Joseph Crossley's Almshouses
Joseph Crossley's Almshouses were built in 1863, and consisted initially of a single east facing block. Two side wings were added within a short time, and the site as it now appears was completed in 1869, by Joseph's son Edward, Joseph having died before the building was finished. Included in the south wing is a chapel for the use of the residents, and weekly services continue to be held there for the residents on Thursday afternoons. Residents are expected to attend whenever possible!
An annual Founder's Day service is held in the chapel on the fourth Saturday in June, at which a 'special' preacher is invited. Following the service a tea is provided, and is served to the residents by the Trustees.
Joseph Crossley was the son of John & Martha Crossley, who founded the Crossley Carpets empire at Dean Clough. Joseph's brother Francis (later to become Sir Francis Crossley, and eventually Baron Somerleyton) also built almshouses in Margaret Street, only a short distance from Arden Road. These almshouses also continue in existence.
The dwellings at Arden Road were originally designed for retired Crossley employees, and, on appointment, residents were given a table, a chair, a bed, a Bible, and a small pension from Crossley funds. As time has gone on, the conditions have changed. In the early 1980s the dwellings were upgraded from the original standard, and were also enlarged, by making two new flats out of three original dwellings. A pension is no longer paid, but the Trustees maintain a small fund which has helped to pay for an annual summer coach trip for the residents.
The Almshouses is a registered charity. Management is by a volunteer board of Trustees, who have the services of a part time paid warden who resides on the site. There is also a Clerk, a Treasurer, an Architect, a Chaplain, and a Solicitor.
To qualify for residence, applicants have to be of limited financial means, be retired from all employment, be in good health at the time of application, and be members of or adherents to a recognised protestant church which subscribes to the doctrine of the Holy Trinity. Residents occupy the dwellings as licensees of the Trustees, and pay a weekly maintenance contribution towards upkeep/improvements. Residents are permitted to make their own improvements to the flats, with the consent of the Trustees' Architect, on the understanding that such improvements become the property of the Trustees.
Although times have changed since Joseph Crossley built the Almshouses, the work goes on and the flats provide safe, convenient, and congenial accommodation.

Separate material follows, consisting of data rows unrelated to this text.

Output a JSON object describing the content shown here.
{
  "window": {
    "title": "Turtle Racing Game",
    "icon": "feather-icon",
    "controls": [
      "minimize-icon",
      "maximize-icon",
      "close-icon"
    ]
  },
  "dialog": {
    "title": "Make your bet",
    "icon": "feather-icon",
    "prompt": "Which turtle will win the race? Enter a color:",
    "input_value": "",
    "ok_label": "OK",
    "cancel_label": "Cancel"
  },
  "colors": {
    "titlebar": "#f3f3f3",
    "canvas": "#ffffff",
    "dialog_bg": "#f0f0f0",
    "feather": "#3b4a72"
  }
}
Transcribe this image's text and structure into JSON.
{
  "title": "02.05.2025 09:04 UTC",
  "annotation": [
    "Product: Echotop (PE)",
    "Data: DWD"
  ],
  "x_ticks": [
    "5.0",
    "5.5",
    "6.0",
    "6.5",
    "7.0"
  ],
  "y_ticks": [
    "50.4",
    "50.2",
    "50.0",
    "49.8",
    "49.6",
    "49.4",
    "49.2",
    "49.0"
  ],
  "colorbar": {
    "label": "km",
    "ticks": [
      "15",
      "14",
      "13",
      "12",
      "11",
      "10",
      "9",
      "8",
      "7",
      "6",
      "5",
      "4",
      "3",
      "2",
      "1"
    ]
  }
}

For further information on the Crossley family, Halifax Antiquarian Society has a series of articles in its journal, from the 1960s, in which the family's legacy to Halifax is told.